[The problem]: For the data that follows, report how many lines contain the word "screenshot", and nothing else.

----------------

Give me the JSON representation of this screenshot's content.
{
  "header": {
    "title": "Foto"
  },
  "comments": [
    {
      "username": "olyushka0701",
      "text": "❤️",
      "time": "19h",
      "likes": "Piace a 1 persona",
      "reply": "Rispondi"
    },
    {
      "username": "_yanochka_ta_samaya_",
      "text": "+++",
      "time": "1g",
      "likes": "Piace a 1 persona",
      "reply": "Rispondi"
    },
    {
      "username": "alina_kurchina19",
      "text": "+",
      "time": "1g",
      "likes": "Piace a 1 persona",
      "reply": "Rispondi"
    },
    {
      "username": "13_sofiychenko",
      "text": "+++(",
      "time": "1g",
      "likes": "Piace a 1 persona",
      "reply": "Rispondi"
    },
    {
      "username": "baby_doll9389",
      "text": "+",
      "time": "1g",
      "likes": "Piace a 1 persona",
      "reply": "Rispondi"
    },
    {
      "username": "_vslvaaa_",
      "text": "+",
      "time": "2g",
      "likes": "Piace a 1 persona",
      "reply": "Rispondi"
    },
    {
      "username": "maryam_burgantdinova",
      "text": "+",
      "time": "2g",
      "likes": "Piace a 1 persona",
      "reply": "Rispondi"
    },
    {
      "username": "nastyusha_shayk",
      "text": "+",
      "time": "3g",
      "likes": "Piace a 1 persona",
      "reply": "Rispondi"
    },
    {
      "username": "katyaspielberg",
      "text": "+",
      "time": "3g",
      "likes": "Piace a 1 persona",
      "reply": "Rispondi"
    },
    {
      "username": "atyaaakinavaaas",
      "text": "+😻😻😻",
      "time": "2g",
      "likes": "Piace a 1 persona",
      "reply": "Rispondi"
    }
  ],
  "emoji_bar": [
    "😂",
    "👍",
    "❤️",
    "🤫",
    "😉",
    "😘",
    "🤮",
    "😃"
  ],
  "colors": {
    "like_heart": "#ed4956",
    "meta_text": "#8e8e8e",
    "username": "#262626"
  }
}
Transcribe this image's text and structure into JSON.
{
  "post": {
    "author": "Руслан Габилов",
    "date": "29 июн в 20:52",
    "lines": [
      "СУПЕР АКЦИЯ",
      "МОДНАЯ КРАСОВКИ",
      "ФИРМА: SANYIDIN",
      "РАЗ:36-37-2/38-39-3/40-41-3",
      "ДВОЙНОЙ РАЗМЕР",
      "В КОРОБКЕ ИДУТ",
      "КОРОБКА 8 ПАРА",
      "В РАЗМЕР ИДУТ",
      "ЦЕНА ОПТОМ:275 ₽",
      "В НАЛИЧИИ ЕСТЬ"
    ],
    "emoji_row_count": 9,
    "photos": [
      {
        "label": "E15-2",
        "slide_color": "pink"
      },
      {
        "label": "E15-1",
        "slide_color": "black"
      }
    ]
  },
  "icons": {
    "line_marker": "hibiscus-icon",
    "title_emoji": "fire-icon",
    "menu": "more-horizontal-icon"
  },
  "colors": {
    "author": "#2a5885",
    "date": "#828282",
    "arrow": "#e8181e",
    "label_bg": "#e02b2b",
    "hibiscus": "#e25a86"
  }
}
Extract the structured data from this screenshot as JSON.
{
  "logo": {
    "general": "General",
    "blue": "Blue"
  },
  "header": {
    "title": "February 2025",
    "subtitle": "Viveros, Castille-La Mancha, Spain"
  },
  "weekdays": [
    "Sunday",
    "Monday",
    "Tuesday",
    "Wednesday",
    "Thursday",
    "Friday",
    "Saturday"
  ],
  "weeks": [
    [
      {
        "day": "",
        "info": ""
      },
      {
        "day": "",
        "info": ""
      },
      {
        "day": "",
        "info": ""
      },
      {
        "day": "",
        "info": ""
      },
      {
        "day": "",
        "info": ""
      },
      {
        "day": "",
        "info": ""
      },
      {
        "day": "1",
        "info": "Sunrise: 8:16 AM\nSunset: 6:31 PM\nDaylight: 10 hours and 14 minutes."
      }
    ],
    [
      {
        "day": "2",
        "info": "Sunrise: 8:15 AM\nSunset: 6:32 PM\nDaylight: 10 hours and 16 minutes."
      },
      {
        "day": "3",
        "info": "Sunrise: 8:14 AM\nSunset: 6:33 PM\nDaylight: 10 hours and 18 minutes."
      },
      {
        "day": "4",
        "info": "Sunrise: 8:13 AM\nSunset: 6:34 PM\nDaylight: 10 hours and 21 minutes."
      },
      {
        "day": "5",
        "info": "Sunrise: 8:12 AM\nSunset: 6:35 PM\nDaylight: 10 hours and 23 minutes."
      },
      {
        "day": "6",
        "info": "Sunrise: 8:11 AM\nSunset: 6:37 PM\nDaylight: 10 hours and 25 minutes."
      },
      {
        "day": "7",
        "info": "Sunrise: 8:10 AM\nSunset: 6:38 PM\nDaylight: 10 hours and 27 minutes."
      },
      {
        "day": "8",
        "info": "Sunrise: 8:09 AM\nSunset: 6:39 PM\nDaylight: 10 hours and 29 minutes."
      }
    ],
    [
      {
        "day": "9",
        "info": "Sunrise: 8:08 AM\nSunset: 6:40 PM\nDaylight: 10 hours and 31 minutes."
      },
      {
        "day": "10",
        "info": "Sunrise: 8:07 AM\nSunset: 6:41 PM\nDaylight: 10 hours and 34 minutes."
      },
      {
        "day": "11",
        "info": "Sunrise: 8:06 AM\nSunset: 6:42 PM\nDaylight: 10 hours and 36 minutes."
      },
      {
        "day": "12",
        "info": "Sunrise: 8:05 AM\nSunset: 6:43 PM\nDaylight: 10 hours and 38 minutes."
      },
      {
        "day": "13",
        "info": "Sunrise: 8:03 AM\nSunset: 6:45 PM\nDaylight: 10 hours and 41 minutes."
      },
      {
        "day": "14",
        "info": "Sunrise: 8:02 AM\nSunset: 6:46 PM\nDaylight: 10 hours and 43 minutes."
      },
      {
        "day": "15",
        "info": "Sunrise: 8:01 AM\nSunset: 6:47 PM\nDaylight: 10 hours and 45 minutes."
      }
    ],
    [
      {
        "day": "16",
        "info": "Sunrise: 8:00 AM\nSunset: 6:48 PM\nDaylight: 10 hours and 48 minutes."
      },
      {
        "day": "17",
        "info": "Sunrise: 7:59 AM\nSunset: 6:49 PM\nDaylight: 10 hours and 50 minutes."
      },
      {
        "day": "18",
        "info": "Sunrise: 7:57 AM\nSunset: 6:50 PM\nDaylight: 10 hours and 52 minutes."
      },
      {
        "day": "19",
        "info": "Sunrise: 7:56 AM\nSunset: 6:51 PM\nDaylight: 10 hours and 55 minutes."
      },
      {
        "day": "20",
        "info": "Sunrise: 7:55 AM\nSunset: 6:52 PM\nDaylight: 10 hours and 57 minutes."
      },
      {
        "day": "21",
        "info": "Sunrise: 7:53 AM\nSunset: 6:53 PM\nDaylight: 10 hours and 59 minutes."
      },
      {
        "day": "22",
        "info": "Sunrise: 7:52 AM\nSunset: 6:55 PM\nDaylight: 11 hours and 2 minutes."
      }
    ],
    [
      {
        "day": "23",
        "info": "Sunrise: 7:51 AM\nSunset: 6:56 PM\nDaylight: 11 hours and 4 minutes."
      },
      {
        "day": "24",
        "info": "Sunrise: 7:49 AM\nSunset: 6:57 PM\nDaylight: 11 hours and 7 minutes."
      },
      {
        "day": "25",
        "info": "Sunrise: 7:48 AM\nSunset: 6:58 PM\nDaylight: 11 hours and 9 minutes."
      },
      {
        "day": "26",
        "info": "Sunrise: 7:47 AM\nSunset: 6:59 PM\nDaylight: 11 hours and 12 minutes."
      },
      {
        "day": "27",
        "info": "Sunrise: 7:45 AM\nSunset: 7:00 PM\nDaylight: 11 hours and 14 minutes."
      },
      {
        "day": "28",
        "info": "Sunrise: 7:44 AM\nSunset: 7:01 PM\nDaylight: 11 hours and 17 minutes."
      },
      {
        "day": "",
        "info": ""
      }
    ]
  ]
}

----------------

[Exercise output]: 2